How to Become a Better Poker Player


Poker is a card game where players bet money into a pot at the end of each betting round. The goal is to form the best possible hand based on the cards you have. The highest-ranking hand wins the pot. However, you can also win the pot by bluffing or placing a bet that other players call. In the latter case, you can force weaker hands to fold and increase your chances of forming a winning hand.

One of the main reasons why beginners struggle to become break-even poker players is that they have difficulty changing their mental approach to the game. They tend to think in an emotional and superstitious manner. If you want to become a great poker player, you must start thinking in a more cold, detached, and mathematical way. This will help you improve your poker skills and your overall win rate.

If you play poker regularly, you’ll quickly learn how to determine the odds of a given situation in your head. This will allow you to make better decisions about how much money to invest in a hand, or when to bluff. It will also help you avoid bad beats and other losses. Developing this skill will be very beneficial in your life outside of poker, too.

Besides improving your mental abilities, playing poker can help you develop better social skills. You’ll be able to connect with other players from different backgrounds and cultures. In addition, you’ll be able to interact with them in a friendly and respectful manner. This will also help you develop your communication skills and boost your self-confidence.

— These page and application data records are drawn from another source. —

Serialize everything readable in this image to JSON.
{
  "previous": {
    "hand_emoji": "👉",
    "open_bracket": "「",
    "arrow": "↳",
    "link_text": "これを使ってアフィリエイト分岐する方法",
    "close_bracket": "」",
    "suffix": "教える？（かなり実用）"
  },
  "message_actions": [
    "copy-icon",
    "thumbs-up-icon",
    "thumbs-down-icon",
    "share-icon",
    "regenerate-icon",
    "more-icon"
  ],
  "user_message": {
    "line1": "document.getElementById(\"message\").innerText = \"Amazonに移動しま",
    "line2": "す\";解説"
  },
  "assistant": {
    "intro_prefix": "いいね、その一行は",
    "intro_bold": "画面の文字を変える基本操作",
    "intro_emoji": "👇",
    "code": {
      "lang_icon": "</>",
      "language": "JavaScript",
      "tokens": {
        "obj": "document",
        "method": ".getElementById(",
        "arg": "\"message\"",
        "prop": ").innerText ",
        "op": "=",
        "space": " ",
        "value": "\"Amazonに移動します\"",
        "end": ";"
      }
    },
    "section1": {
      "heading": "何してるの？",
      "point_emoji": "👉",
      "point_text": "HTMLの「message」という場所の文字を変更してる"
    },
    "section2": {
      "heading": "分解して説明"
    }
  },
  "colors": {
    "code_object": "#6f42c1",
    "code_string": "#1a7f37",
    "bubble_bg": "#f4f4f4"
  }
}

Another benefit of playing poker is that it will teach you to take risks in a controlled manner. It will also help you become more aware of your own strengths and weaknesses. You’ll be able to assess your own level of skill more accurately, which will allow you to make more informed decisions about your poker strategy. In the long run, this will lead to higher earnings.

When you play poker, you’ll need to learn how to read the game and identify players’ betting patterns. A good poker player will be able to identify aggressive players and know when to bluff them. On the other hand, a conservative player will be easily recognizable by his or her lack of aggression and will be more vulnerable to bluffing. In addition, a good poker player will be able to recognize when he or she is on the verge of a big win and will know how to maximize their chances of success. This will require them to set aside their ego and seek out opportunities to play against weaker opponents. This will ensure that they have a high win rate and can advance up the stakes much faster. This is very important, because if you don’t have a high win rate, you’ll have a hard time breaking even. You’ll need to be able to overcome the large swings of this mentally challenging game.